“I was surprised when they told me about the AAS NOVA highlight,” he said. “I knew it was interesting, but I didn’t realize it’d be so interesting to so many people.”


Click here for the AAS Nova article.  


This feature is associated with an atmospheric jet stream flowing rapidly towards the east, and its rotation rate is very nearly close to that of the planet. While previous laboratory experiments and numerical models had been able to reproduce polygonal patterns associated with jet flows, the paper by Morales-Juberías was the first one to present a model that captured the main observed properties of Saturn’s Hexagon.

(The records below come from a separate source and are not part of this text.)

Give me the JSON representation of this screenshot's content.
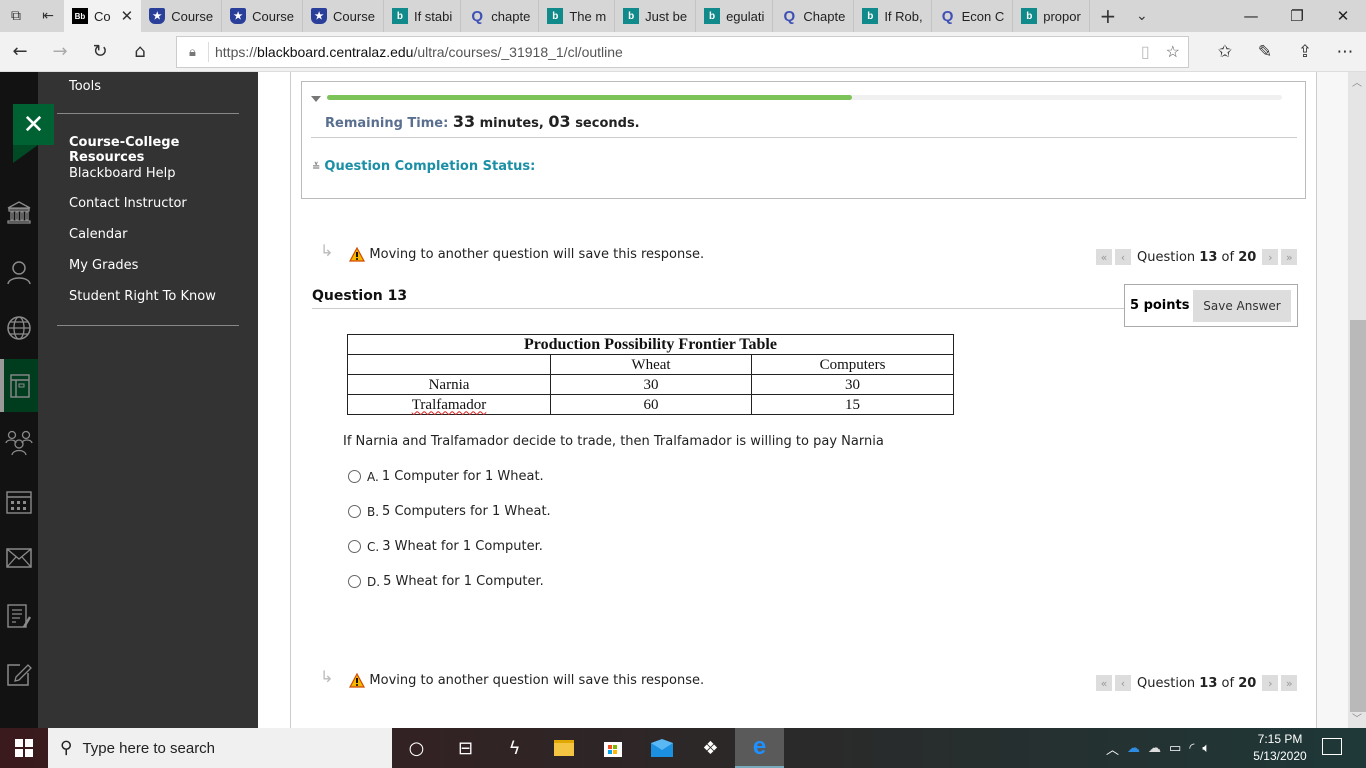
{
  "browser": {
    "tabs": [
      {
        "label": "Co",
        "favicon": "blackboard-icon",
        "active": true
      },
      {
        "label": "Course",
        "favicon": "shield-star-icon"
      },
      {
        "label": "Course",
        "favicon": "shield-star-icon"
      },
      {
        "label": "Course",
        "favicon": "shield-star-icon"
      },
      {
        "label": "If stabi",
        "favicon": "bing-icon"
      },
      {
        "label": "chapte",
        "favicon": "quizlet-icon"
      },
      {
        "label": "The m",
        "favicon": "bing-icon"
      },
      {
        "label": "Just be",
        "favicon": "bing-icon"
      },
      {
        "label": "egulati",
        "favicon": "bing-icon"
      },
      {
        "label": "Chapte",
        "favicon": "quizlet-icon"
      },
      {
        "label": "If Rob,",
        "favicon": "bing-icon"
      },
      {
        "label": "Econ C",
        "favicon": "quizlet-icon"
      },
      {
        "label": "propor",
        "favicon": "bing-icon"
      }
    ],
    "url_prefix": "https://",
    "url_domain": "blackboard.centralaz.edu",
    "url_path": "/ultra/courses/_31918_1/cl/outline"
  },
  "sidebar": {
    "tools_label": "Tools",
    "section_title": "Course-College Resources",
    "items": [
      "Blackboard Help",
      "Contact Instructor",
      "Calendar",
      "My Grades",
      "Student Right To Know"
    ]
  },
  "timer": {
    "label": "Remaining Time:",
    "minutes": "33",
    "minutes_word": "minutes,",
    "seconds": "03",
    "seconds_word": "seconds.",
    "progress_fraction": 0.55,
    "completion_status_label": "Question Completion Status:"
  },
  "warning_text": "Moving to another question will save this response.",
  "pager": {
    "prefix": "Question",
    "current": "13",
    "of": "of",
    "total": "20"
  },
  "question": {
    "title": "Question 13",
    "points": "5 points",
    "save_label": "Save Answer",
    "table": {
      "title": "Production Possibility Frontier Table",
      "headers": [
        "",
        "Wheat",
        "Computers"
      ],
      "rows": [
        [
          "Narnia",
          "30",
          "30"
        ],
        [
          "Tralfamador",
          "60",
          "15"
        ]
      ]
    },
    "prompt": "If Narnia and Tralfamador decide to trade, then Tralfamador is willing to pay Narnia",
    "options": [
      {
        "letter": "A.",
        "text": "1 Computer for 1 Wheat."
      },
      {
        "letter": "B.",
        "text": "5 Computers for 1 Wheat."
      },
      {
        "letter": "C.",
        "text": "3 Wheat for 1 Computer."
      },
      {
        "letter": "D.",
        "text": "5 Wheat for 1 Computer."
      }
    ]
  },
  "taskbar": {
    "search_placeholder": "Type here to search",
    "time": "7:15 PM",
    "date": "5/13/2020"
  }
}
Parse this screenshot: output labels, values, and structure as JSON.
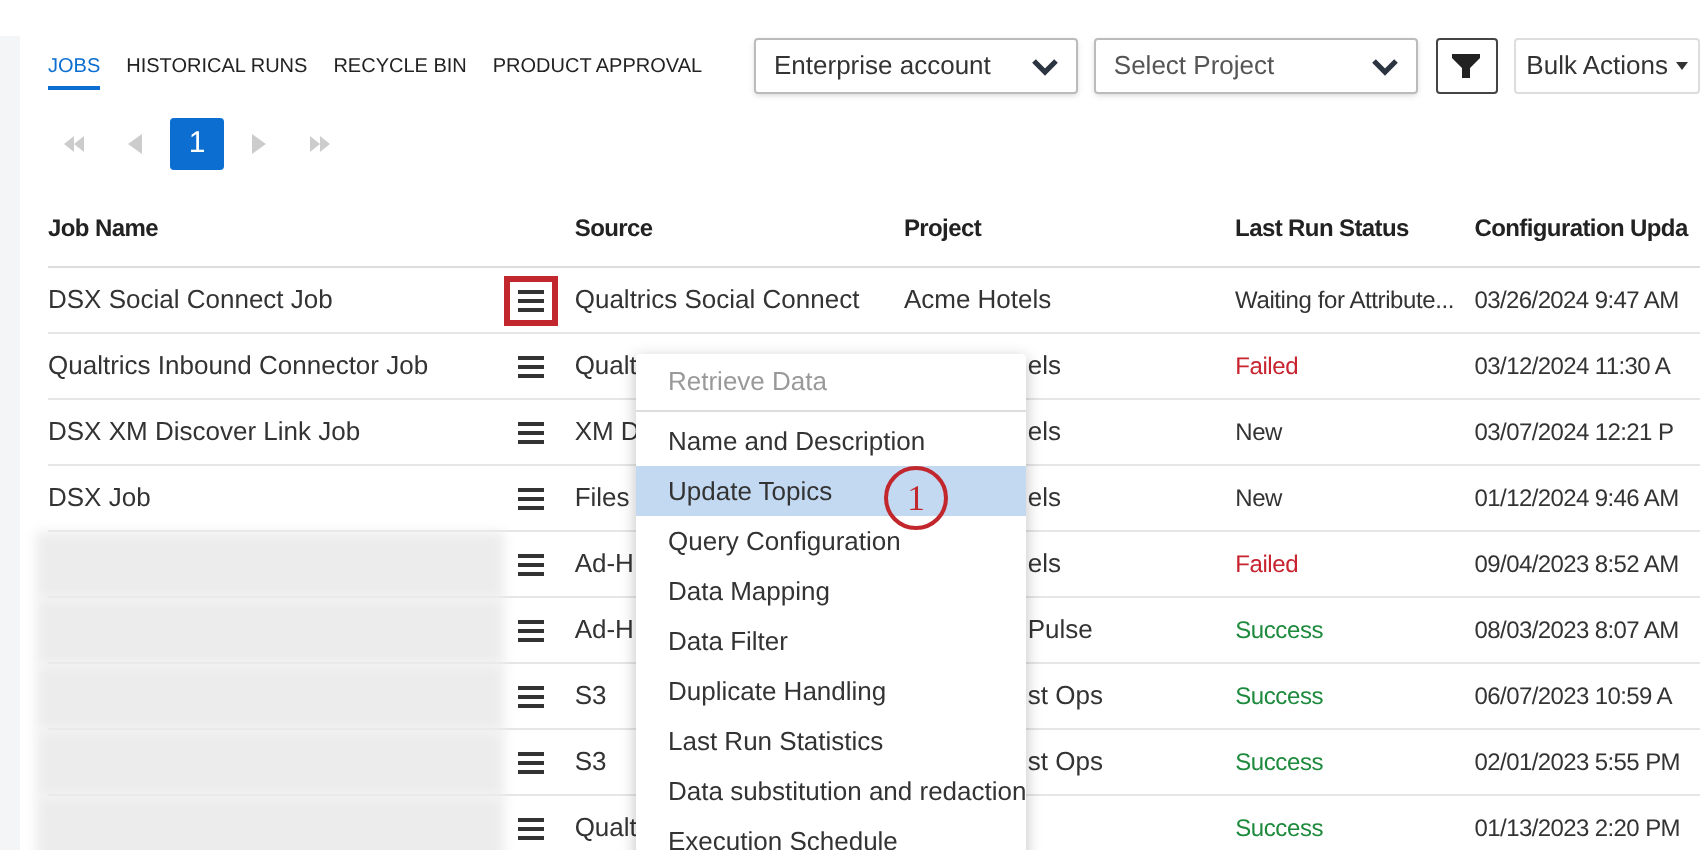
{
  "tabs": [
    {
      "label": "JOBS",
      "selected": true
    },
    {
      "label": "HISTORICAL RUNS",
      "selected": false
    },
    {
      "label": "RECYCLE BIN",
      "selected": false
    },
    {
      "label": "PRODUCT APPROVAL",
      "selected": false
    }
  ],
  "account_select": {
    "value": "Enterprise account"
  },
  "project_select": {
    "placeholder": "Select Project"
  },
  "bulk_actions": {
    "label": "Bulk Actions"
  },
  "pagination": {
    "pages": [
      {
        "label": "1",
        "selected": true
      }
    ]
  },
  "table": {
    "columns": [
      "Job Name",
      "Source",
      "Project",
      "Last Run Status",
      "Configuration Upda"
    ],
    "rows": [
      {
        "job_name": "DSX Social Connect Job",
        "blurred": false,
        "menu_highlighted": true,
        "source": "Qualtrics Social Connect",
        "project": "Acme Hotels",
        "status": "Waiting for Attribute...",
        "kind": "waiting",
        "date": "03/26/2024 9:47 AM"
      },
      {
        "job_name": "Qualtrics Inbound Connector Job",
        "blurred": false,
        "menu_highlighted": false,
        "source": "Qualt",
        "project": "els",
        "status": "Failed",
        "kind": "failed",
        "date": "03/12/2024 11:30 A"
      },
      {
        "job_name": "DSX XM Discover Link Job",
        "blurred": false,
        "menu_highlighted": false,
        "source": "XM D",
        "project": "els",
        "status": "New",
        "kind": "new",
        "date": "03/07/2024 12:21 P"
      },
      {
        "job_name": "DSX Job",
        "blurred": false,
        "menu_highlighted": false,
        "source": "Files",
        "project": "els",
        "status": "New",
        "kind": "new",
        "date": "01/12/2024 9:46 AM"
      },
      {
        "blurred": true,
        "menu_highlighted": false,
        "source": "Ad-H",
        "project": "els",
        "status": "Failed",
        "kind": "failed",
        "date": "09/04/2023 8:52 AM"
      },
      {
        "blurred": true,
        "menu_highlighted": false,
        "source": "Ad-H",
        "project": "Pulse",
        "status": "Success",
        "kind": "success",
        "date": "08/03/2023 8:07 AM"
      },
      {
        "blurred": true,
        "menu_highlighted": false,
        "source": "S3",
        "project": "st Ops",
        "status": "Success",
        "kind": "success",
        "date": "06/07/2023 10:59 A"
      },
      {
        "blurred": true,
        "menu_highlighted": false,
        "source": "S3",
        "project": "st Ops",
        "status": "Success",
        "kind": "success",
        "date": "02/01/2023 5:55 PM"
      },
      {
        "blurred": true,
        "menu_highlighted": false,
        "source": "Qualt",
        "status": "Success",
        "kind": "success",
        "date": "01/13/2023 2:20 PM"
      }
    ]
  },
  "context_menu": {
    "items": [
      {
        "label": "Retrieve Data",
        "disabled": true,
        "selected": false
      },
      {
        "label": "Name and Description",
        "disabled": false,
        "selected": false
      },
      {
        "label": "Update Topics",
        "disabled": false,
        "selected": true
      },
      {
        "label": "Query Configuration",
        "disabled": false,
        "selected": false
      },
      {
        "label": "Data Mapping",
        "disabled": false,
        "selected": false
      },
      {
        "label": "Data Filter",
        "disabled": false,
        "selected": false
      },
      {
        "label": "Duplicate Handling",
        "disabled": false,
        "selected": false
      },
      {
        "label": "Last Run Statistics",
        "disabled": false,
        "selected": false
      },
      {
        "label": "Data substitution and redaction",
        "disabled": false,
        "selected": false
      },
      {
        "label": "Execution Schedule",
        "disabled": false,
        "selected": false
      }
    ]
  },
  "callout": {
    "label": "1"
  }
}
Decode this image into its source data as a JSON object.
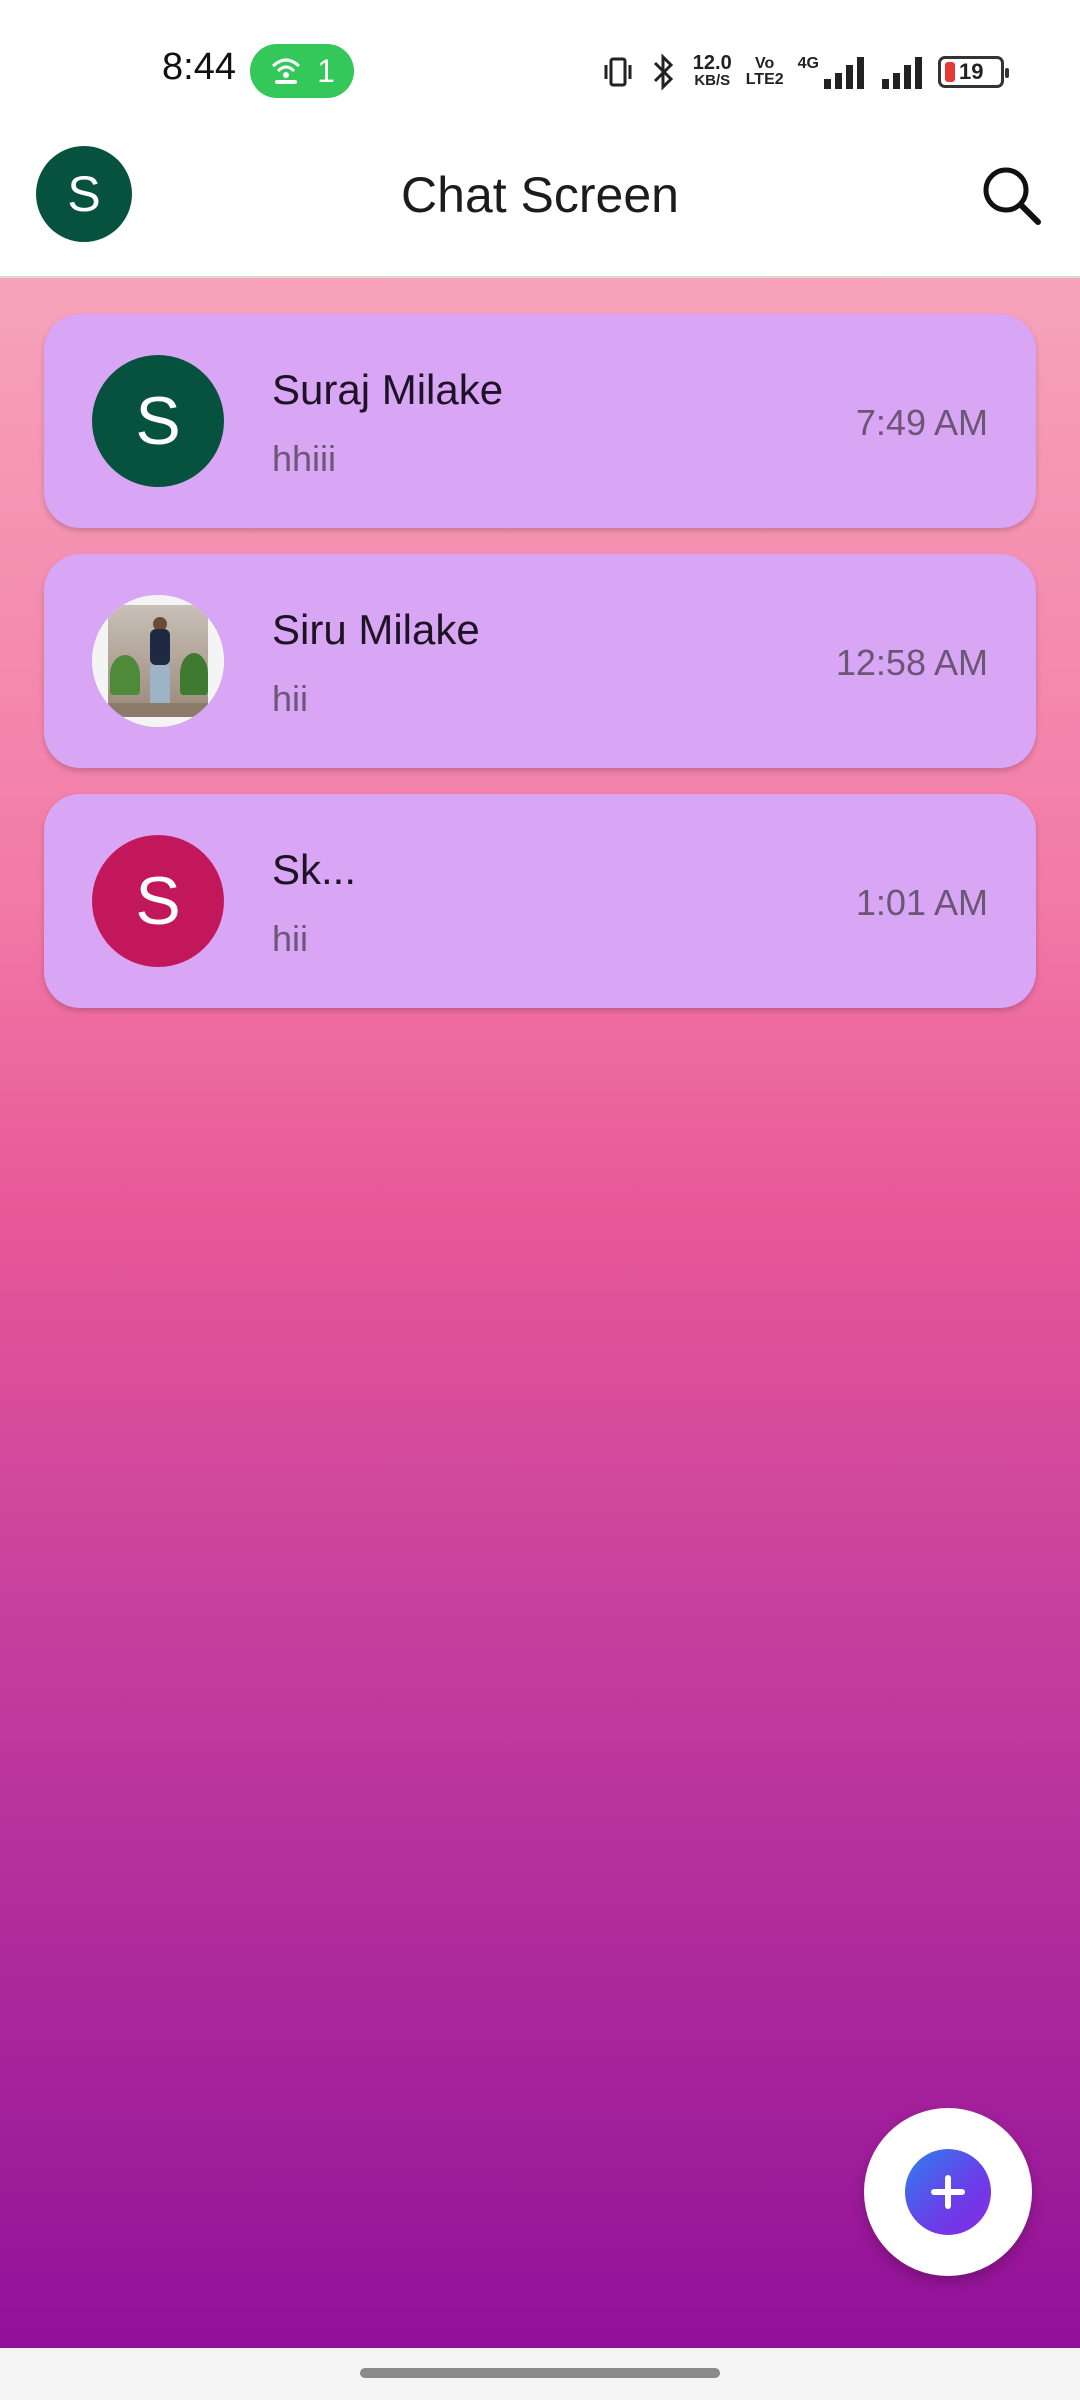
{
  "status_bar": {
    "time": "8:44",
    "hotspot_count": "1",
    "network_speed_value": "12.0",
    "network_speed_unit": "KB/S",
    "volte_top": "Vo",
    "volte_bottom": "LTE2",
    "network_type": "4G",
    "battery_level": "19"
  },
  "app_bar": {
    "avatar_initial": "S",
    "title": "Chat Screen"
  },
  "chats": [
    {
      "name": "Suraj Milake",
      "last_message": "hhiii",
      "time": "7:49 AM",
      "avatar_initial": "S",
      "avatar_color": "#07513f"
    },
    {
      "name": "Siru Milake",
      "last_message": "hii",
      "time": "12:58 AM",
      "avatar_type": "photo"
    },
    {
      "name": "Sk...",
      "last_message": "hii",
      "time": "1:01 AM",
      "avatar_initial": "S",
      "avatar_color": "#c2185b"
    }
  ],
  "colors": {
    "card_background": "#d9a5f5",
    "gradient_top": "#f7a3bb",
    "gradient_bottom": "#92109a",
    "fab_gradient_start": "#2f80ed",
    "fab_gradient_end": "#8a2be2"
  },
  "icons": {
    "search": "search-icon",
    "fab": "plus-icon",
    "hotspot": "hotspot-icon",
    "vibrate": "vibrate-icon",
    "bluetooth": "bluetooth-icon",
    "signal": "signal-icon"
  }
}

Physics Ph.D. candidate Rick Cosentino working with professor Morales-Juberías also published a paper in the Astrophysical Journal Letters in August about the observations and modeling of another wave feature, this time in Jupiter. Unlike Saturn’s Hexagon, this Jovian wave is at a much lower latitude in the planet and therefore is easier to observe with space telescopes. For this study they used Voyager, Cassini and Hubble Space Telescope data to constrain the properties of the wave. This wave is also associated with an atmospheric jet, but unlike Saturn’s hexagon, the jet where the wave resides is slower, and it flows towards the west. The characteristics of the waves are also very different, since unlike the hexagon, it does not have a well-defined wavenumber. In their paper they present the observed properties of this wave, as well as models that explain how such a wave may form.

“Investigating planetary atmospheres in a comparative way is at the intersection of atmospheric physics and astronomy. The atmospheres of the Giant Planets in the Solar System are natural laboratories to explore atmospheric physics under different conditions to those of Earth, and they also represent the stepping stone to understand the atmospheres of extra-solar planets” Morales-Juberías said.  

Upgrades to the Very Large Array make it possible to use radio astronomy to look into the atmosphere of gas giants like Jupiter and Saturn with more detail than ever before, which could provide more data relevant to their research. Morales-Juberías is also part of a collaboration with NMSU and NASA centers in the JIVE project, which stands for Jovian Image Velocimetry Experiment, which will measure Jupiter’s 2-D wind fields from telescopes at Apache Point Observatory. That data will help them further refine their models and their understanding of the atmospheres of these planets.

– NMT –